SWANS DOWN,Pillsbury's "SOFT as SILK" and one from King Arthur,an excellent soft pasty flour that I do not think they retail,only available via direct order or 25# bags at a restaurant supply.
Some of the tips mentioned by other posters.Non-Aluminum baking powder was essentially DOUBLE ACTING and ACIDIC ,CREAM OF TARTAR is very low PH.
Buttermilk- not changed enough to matter about acid.If your grandmother clabbered milk for buttermilk or used sour milk,think whole milk.Reduced fat milk just wasn't prevelent until well into the 70's.The vinegar,likely Heinz Distilled White,lemons were too damn expensive.
SIFTING,needed then,rarely now because of climate/moisture control is nearly universal,from mill to table.
I have several old books,circa 1890-1939 ,to include many from Calumet,the baking powder people.Non-Aluminum baking powder or mixing cream of tartar+bicarb does matter for most of these baking recipes.
SIZE OF PAN ?? under filling a loaf pan is just fine.If the difference is less than 20% just reduce baking time,not temperature.
HOME MIX BAKING POWDER to equal 1 tsp of MODERN .....
1/4 tsp baking soda + 1/2 tsp cream of tartar...use right away if mixed,DOES NOT KEEP.Best to use 2 containers in your mise,add LAST MINUTE OF DRY,FIRST TIP OF LIQUIDS....there is your reduction right away
I almost never "measure" with cup.I am 99.9% a tare weight scale user for wet and dry.
that said...1 cup pastry flour = 4oz , an accepted universal that works for me using both WHITE LILY & KING ARTHUR
PS an old Calumet recipe for waffles is my go-to for sweet or adapted to savory.The baking powder matters,lighter,crisper with zero chemical odor of taste
The recipe temp was 350* and that's what the oven was baking. I've made the recipes using conventional and convection, and conventional works better.
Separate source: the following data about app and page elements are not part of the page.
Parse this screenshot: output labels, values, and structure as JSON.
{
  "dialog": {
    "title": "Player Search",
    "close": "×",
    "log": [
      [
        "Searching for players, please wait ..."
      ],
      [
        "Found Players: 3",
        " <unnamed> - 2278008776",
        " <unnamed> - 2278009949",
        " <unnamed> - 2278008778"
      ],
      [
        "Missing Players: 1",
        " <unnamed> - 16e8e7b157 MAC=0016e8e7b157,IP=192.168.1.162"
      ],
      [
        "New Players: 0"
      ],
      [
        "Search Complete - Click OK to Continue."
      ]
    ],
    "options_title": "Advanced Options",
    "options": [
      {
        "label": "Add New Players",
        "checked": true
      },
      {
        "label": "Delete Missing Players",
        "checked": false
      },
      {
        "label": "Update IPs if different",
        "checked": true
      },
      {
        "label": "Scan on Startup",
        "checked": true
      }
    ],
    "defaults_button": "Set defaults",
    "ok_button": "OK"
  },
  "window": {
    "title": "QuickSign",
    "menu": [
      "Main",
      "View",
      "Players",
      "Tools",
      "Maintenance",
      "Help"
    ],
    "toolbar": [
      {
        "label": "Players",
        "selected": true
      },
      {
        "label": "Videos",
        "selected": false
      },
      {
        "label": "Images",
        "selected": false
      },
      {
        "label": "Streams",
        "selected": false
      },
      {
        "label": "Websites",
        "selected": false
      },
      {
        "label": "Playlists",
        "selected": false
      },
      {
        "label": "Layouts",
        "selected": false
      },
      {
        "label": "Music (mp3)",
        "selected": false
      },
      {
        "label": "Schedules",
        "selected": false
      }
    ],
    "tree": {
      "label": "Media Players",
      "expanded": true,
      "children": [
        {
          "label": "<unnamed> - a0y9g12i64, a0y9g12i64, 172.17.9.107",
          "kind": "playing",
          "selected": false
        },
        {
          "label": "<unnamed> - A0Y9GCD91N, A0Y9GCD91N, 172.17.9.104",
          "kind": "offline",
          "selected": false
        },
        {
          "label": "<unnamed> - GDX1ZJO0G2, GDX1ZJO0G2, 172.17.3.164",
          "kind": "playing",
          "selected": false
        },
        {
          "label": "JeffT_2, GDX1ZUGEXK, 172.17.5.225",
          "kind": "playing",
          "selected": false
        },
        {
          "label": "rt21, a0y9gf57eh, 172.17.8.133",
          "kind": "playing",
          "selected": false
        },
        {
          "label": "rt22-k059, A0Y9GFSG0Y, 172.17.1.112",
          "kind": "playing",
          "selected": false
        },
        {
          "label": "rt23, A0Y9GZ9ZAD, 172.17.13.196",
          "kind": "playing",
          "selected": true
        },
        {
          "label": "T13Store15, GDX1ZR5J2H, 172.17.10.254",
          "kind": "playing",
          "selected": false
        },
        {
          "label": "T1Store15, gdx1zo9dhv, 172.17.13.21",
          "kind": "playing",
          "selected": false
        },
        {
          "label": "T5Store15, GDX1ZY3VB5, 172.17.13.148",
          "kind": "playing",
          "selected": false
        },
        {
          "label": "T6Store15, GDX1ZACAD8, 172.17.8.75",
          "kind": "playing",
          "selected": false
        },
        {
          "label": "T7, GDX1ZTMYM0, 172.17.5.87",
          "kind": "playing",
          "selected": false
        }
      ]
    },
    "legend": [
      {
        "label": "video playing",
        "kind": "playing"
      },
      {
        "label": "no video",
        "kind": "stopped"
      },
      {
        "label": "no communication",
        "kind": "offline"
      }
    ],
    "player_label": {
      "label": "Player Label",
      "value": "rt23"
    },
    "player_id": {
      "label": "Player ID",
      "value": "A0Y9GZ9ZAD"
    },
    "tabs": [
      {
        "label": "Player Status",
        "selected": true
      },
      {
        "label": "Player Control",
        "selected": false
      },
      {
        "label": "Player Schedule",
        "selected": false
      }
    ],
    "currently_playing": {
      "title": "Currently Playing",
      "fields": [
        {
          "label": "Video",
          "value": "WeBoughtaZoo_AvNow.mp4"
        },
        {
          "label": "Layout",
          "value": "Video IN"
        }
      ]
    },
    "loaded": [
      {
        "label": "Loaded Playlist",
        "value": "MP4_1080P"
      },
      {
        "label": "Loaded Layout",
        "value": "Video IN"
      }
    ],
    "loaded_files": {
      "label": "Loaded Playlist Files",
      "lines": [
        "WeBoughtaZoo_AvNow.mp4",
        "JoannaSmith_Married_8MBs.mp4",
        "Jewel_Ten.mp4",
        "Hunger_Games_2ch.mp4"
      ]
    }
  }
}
The recipe I was using today called for baking soda + buttermilk or sour milk. I used milk soured with some mild apple cider vinegar this time, tho' I've used buttermilk in the past. It was a fairly new box of baking soda. The original recipe called for 1 tsp. of baking soda to 2 cups of flour and 2 cups of brown sugar. I believe current baking indicateds something like 1/4 tsp per cup of flour, so I reduced the baking soda to 1/2 tsp. I've got 2 thoughts on this...one that there is too much sugar to flour which may be affecting the structure, and two, that even tho' I've not noticed a difference in the final product with either buttermilk or soured milk, perhaps the vinegar in the milk is causing too vigorous a reaction with the baking soda.
I'd be interested in knowing what your ratios indicate.